(Records contained in a dataset)
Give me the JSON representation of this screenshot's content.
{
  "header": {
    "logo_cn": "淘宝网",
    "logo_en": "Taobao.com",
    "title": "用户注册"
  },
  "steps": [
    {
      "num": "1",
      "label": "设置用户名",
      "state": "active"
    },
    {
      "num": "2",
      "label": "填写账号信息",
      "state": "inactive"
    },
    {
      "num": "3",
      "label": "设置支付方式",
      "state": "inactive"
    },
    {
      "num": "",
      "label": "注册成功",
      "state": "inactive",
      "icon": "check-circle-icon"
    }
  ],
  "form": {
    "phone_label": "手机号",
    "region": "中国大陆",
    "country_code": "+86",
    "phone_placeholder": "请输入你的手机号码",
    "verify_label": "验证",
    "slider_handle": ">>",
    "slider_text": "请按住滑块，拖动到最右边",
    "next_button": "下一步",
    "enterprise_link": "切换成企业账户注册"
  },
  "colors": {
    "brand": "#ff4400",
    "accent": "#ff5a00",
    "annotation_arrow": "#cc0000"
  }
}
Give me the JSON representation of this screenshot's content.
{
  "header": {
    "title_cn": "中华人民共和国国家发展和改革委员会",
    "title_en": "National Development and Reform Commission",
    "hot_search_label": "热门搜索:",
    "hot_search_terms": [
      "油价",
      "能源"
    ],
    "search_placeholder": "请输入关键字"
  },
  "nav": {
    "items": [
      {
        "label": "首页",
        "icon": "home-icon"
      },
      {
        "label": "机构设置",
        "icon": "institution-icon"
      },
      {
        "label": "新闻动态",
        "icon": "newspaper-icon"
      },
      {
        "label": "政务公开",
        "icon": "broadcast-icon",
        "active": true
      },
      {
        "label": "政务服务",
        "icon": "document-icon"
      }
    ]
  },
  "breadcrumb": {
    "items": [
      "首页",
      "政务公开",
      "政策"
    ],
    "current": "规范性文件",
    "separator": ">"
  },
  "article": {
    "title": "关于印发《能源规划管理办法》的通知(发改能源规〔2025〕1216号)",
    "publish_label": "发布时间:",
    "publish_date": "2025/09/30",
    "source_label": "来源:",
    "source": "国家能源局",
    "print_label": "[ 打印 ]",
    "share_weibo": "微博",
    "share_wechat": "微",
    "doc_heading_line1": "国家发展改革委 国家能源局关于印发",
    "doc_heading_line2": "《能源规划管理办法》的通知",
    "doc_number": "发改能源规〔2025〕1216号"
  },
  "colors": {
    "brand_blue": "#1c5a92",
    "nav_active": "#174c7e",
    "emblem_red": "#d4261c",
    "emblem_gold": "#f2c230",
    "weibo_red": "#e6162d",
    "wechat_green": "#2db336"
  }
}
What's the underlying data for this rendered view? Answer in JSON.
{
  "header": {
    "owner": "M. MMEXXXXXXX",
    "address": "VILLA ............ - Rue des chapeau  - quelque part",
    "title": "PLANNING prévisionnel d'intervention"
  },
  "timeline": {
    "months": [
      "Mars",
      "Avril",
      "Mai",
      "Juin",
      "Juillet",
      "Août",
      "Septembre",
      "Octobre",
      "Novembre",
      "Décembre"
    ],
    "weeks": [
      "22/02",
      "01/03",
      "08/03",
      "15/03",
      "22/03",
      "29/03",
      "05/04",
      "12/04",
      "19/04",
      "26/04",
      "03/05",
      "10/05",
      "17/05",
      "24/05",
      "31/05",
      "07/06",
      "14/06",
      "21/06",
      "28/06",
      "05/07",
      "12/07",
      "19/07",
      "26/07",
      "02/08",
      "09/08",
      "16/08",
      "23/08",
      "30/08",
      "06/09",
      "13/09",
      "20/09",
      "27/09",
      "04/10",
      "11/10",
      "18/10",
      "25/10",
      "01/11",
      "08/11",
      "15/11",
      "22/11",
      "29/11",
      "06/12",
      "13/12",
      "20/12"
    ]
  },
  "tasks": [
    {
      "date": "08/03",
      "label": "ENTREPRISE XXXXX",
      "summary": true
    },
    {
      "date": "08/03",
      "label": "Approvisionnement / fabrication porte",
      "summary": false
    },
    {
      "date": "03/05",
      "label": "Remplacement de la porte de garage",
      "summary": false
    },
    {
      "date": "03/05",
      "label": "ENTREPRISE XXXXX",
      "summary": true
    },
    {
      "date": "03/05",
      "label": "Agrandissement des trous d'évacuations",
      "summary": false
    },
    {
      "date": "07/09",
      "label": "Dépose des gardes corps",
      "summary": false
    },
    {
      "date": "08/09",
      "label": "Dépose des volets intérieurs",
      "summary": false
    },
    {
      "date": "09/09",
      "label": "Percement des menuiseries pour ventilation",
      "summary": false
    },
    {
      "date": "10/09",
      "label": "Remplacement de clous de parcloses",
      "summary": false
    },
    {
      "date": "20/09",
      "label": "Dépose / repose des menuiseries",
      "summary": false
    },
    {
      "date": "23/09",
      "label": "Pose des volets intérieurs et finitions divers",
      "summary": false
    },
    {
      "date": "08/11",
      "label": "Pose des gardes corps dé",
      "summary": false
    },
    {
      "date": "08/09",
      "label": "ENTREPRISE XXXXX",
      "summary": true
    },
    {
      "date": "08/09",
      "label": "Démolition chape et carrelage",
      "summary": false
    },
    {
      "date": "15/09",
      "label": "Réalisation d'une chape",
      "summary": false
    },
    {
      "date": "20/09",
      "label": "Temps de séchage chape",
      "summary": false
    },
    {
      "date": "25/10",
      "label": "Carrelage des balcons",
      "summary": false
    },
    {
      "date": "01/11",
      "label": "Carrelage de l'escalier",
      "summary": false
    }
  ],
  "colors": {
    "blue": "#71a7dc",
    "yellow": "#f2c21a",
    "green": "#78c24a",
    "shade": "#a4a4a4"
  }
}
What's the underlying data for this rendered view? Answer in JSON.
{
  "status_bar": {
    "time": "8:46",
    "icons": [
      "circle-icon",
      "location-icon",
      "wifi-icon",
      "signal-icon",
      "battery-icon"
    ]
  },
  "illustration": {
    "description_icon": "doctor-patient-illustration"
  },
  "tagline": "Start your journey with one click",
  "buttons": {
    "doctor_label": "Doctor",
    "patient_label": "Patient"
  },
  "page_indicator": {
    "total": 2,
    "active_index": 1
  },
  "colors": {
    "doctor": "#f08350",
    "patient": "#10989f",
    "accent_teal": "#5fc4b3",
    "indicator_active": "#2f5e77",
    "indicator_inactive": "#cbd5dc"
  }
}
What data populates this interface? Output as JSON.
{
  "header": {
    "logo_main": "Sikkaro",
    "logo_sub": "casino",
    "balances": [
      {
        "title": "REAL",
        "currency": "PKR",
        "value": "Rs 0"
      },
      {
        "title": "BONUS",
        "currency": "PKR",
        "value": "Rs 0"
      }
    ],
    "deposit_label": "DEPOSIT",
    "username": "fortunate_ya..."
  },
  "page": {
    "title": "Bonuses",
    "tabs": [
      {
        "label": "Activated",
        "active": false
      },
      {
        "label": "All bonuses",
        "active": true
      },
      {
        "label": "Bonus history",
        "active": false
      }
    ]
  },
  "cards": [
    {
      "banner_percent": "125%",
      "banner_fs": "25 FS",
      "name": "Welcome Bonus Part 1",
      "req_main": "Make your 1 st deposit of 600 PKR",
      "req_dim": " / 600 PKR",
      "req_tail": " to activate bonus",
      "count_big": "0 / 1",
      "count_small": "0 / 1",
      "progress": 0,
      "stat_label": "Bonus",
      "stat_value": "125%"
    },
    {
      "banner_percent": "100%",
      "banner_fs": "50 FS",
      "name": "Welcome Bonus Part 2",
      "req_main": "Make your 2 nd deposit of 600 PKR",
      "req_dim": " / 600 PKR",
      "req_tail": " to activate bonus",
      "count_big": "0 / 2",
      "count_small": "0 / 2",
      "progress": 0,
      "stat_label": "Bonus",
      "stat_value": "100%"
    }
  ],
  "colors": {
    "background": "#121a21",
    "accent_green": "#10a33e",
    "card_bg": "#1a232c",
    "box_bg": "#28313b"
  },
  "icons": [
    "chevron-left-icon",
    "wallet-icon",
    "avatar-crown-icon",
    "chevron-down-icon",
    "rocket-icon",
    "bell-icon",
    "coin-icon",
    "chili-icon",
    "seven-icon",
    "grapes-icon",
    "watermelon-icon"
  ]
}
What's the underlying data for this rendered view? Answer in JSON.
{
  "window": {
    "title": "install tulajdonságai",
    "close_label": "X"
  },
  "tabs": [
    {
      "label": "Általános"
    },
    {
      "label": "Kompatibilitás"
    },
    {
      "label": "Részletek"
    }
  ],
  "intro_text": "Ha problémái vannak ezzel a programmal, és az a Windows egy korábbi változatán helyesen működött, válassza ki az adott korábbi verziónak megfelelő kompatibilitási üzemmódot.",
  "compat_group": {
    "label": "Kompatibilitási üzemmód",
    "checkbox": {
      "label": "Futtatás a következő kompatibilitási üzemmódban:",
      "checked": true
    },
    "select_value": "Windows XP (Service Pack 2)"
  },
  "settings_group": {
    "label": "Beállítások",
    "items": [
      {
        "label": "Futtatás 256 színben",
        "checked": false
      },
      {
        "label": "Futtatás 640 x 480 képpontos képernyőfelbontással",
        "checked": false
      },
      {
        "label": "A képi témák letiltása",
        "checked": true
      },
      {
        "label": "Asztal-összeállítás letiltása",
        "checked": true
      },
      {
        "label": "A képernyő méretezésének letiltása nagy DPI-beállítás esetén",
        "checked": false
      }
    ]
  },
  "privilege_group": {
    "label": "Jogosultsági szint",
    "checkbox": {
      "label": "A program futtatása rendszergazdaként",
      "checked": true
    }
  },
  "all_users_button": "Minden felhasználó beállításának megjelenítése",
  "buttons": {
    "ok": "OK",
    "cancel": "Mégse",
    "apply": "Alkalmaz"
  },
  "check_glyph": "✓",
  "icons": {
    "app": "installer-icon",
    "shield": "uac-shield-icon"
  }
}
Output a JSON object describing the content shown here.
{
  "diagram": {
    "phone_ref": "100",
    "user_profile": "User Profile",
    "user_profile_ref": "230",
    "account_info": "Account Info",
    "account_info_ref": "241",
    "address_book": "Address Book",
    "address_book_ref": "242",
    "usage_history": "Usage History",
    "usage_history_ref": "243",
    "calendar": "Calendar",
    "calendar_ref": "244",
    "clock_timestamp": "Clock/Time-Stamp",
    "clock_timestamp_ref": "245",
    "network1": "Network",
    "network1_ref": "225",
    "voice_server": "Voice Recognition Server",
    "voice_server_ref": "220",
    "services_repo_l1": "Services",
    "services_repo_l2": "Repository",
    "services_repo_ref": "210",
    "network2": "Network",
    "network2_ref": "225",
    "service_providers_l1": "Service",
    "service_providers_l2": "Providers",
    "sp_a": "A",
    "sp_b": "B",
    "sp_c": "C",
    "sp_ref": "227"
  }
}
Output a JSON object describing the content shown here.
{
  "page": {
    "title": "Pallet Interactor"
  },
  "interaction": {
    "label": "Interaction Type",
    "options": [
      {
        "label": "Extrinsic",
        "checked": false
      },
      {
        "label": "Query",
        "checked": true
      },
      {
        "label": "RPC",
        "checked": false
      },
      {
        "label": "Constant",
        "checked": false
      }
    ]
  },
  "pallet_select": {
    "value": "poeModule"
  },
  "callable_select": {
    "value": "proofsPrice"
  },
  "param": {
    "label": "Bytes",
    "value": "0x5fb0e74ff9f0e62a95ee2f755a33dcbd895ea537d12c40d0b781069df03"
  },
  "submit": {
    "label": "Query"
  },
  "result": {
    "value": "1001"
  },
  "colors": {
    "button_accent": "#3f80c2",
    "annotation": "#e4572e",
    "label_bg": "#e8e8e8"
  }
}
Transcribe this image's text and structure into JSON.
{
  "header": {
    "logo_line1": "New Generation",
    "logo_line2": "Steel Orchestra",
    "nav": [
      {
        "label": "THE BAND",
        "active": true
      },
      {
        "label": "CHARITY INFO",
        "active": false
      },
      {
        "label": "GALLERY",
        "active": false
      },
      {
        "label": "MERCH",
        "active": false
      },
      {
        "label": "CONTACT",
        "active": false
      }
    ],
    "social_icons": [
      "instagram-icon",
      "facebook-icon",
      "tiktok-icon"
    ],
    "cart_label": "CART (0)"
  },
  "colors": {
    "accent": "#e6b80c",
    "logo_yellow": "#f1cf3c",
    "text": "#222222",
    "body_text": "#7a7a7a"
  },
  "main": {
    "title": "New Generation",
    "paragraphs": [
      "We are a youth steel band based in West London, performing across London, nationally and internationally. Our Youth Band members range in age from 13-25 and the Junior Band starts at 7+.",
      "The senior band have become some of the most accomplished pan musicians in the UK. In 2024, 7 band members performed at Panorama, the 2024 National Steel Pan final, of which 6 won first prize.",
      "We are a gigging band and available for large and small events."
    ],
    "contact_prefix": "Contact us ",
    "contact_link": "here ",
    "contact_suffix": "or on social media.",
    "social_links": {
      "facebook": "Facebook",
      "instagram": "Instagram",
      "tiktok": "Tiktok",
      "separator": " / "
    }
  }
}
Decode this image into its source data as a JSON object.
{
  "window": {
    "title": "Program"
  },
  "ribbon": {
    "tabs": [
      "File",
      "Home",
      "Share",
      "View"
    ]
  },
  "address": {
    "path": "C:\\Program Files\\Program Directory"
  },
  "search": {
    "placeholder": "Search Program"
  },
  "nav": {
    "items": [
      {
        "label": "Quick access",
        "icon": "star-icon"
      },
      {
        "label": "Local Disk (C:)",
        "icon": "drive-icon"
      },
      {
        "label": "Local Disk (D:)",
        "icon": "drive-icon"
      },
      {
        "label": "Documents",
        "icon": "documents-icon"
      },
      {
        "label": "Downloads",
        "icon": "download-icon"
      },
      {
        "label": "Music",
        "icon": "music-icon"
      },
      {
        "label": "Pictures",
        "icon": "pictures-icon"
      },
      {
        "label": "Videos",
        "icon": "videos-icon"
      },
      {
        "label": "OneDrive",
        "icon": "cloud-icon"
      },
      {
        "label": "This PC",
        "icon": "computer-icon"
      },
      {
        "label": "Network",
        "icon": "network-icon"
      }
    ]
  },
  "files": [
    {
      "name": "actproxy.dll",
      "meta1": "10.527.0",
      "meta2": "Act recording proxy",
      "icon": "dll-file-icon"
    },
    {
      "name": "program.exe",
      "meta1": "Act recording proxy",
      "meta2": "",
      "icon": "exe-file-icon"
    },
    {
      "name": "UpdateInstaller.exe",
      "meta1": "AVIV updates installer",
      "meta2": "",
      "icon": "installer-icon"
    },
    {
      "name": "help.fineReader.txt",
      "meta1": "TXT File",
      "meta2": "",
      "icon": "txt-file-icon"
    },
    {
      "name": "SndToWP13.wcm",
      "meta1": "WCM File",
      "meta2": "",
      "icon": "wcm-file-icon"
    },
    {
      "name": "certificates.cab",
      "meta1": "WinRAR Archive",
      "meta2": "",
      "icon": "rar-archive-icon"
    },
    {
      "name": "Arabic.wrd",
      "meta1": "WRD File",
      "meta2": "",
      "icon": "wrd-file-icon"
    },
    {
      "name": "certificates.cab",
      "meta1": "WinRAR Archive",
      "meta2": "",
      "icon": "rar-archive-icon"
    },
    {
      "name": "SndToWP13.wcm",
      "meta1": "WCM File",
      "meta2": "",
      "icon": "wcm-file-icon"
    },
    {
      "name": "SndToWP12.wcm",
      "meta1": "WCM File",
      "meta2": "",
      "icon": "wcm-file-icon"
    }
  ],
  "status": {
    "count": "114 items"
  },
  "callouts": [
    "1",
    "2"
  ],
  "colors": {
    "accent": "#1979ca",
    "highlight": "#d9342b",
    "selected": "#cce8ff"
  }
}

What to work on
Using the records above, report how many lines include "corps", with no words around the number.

Response to this exercise
2